# Inexpensive yaw rate (azimuth) sensor distributors?

1. Jun 30, 2005

### Cliff_J

Anyone know of a place to find an inexpensive yaw rate sensor? Thinking about maybe picking out a sensor from a Stabilitrac Cadillac in a salvage yard (new price is over $200, hopefully salvage yard wouldn't even know price and sensor would've survived crash) but it would be even nicer to find a distributor that had one on an eval board for only 300% markup over the expected quantity price of$10-20.

Mouser has 3 axis accelerometers for cheap and I've thought about using two of them as a crude yaw sensor (via the difference in lateral acceleration of the front and rear of the vehicle) but this just seems very error prone in comparison to a self contained package.

Any ideas?

2. Jun 30, 2005

### dlgoff

I don't know if this will do what you want, but Hobby-Lobby has a few gyros used for RC aircraft. The IK0611 Ikarus Tele-Gyro is used for yaw control.

Regards

Don

3. Jun 30, 2005

### faust9

Most accelerometers can detect their orientation by measuring the acceleration due to gravity so one would suffice. They are actually quite accurate as well.

4. Jun 30, 2005

### Cliff_J

I'd thought about that too, but many of the manufacturer's of the gyro stabilized yaw sensors note that vibrations can severly limit the data rate using only a gravity reference, that the low pass filtering required limits the data to like 5Hz or less. Of course I'm still trying to figure out how a tuning fork is similar to a gyroscope enough to label it that way...but the literature is pretty convincing on both counts. I'm also not sure how much of that potential FUD is in the incliometer realm but not in the realm of yaw.

And how would one accelerometer measure yaw? Roll and pitch make sense with a 3-axis, but I'm drawing a blank on how yaw would be determined.

dlgoff - do those devices just adjust the PWM signal to the servos to try to maintain heading? So I could just send in a simple fixed-width pulse and measure the output width to deduce the yaw? I also couldn't find the 611 but they have a 613 that sounds like it does yaw as well.

5. Jun 30, 2005

### dlgoff

I've never used any of these devices but I think you're right about them adjusting the PWM signal. From catalog 38 discription, their sensitivity can be controled from the transmitter. And it "...has automatic fading which gives strongest heading control when transmitter control stick is in neutral...".

This old catalog also has a 612 (for 2 aileron servos) for $84 and a 615 (extreme tiny) one for$65.

Regards

6. Jul 1, 2005

### faust9
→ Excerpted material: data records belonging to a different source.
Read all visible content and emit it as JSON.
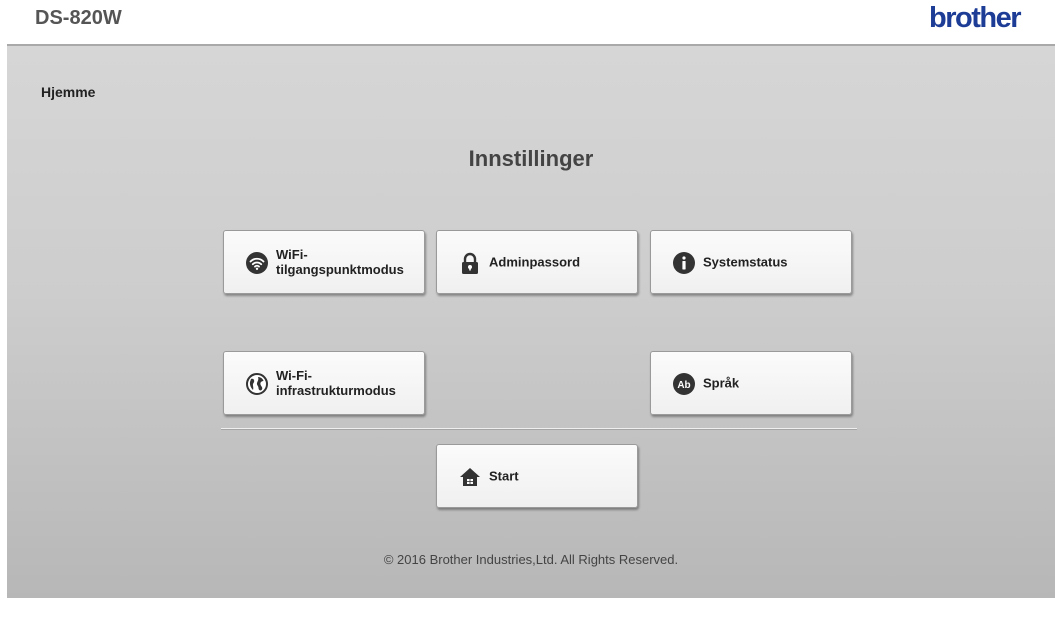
{
  "header": {
    "model": "DS-820W",
    "brand": "brother"
  },
  "breadcrumb": "Hjemme",
  "page_title": "Innstillinger",
  "tiles": [
    {
      "line1": "WiFi-",
      "line2": "tilgangspunktmodus",
      "icon": "wifi-icon"
    },
    {
      "label": "Adminpassord",
      "icon": "lock-icon"
    },
    {
      "label": "Systemstatus",
      "icon": "info-icon"
    },
    {
      "line1": "Wi-Fi-",
      "line2": "infrastrukturmodus",
      "icon": "globe-icon"
    },
    {
      "label": "Språk",
      "icon": "language-icon",
      "icon_text": "Ab"
    },
    {
      "label": "Start",
      "icon": "home-icon"
    }
  ],
  "footer": "© 2016 Brother Industries,Ltd. All Rights Reserved.",
  "colors": {
    "brand": "#1d3c96",
    "icon": "#333333"
  }
}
My team uses these on our race car. The car's data acq system is not mine(I do engine controls) but I know we use a few accelerometers to determine evrey conceivible aspect of the cars orientation as well as suspension system orientations. I'll talk to the person who actually works with these to see what he has to say.

A yawing motions will still producing an acceleration about a vehicles CG though so an accelerometer would be able to determine the yaw based on the acceleration detected.

7. Jul 1, 2005

### Cliff_J

dlgoff - your're speaking my langauge, those prices look nice.

faust9 - thanks, accel about the CG makes sense. Anything you can find out from the data acq guy would be awesome.

I'd love to just buy a vbox (and a tire pyrometer) work on car setup and driving skills but that money could buy a nice set of coil overs (ok, no motec or anything but the Ground Control shocks look attractive with comp/reb knobs and rebuild/revalve ability) and I'd like to think I can try to do it on a beer budget with a laptop and basic data acq. Maybe I'm just throwing more mud at a teflon wall and I think I should first figure out how to make this a business instead of an expensive hobby...

Also I'm thinking maybe I should offer to take out the trash at night up the road at Panoz and see if they throw away anything useful. LOL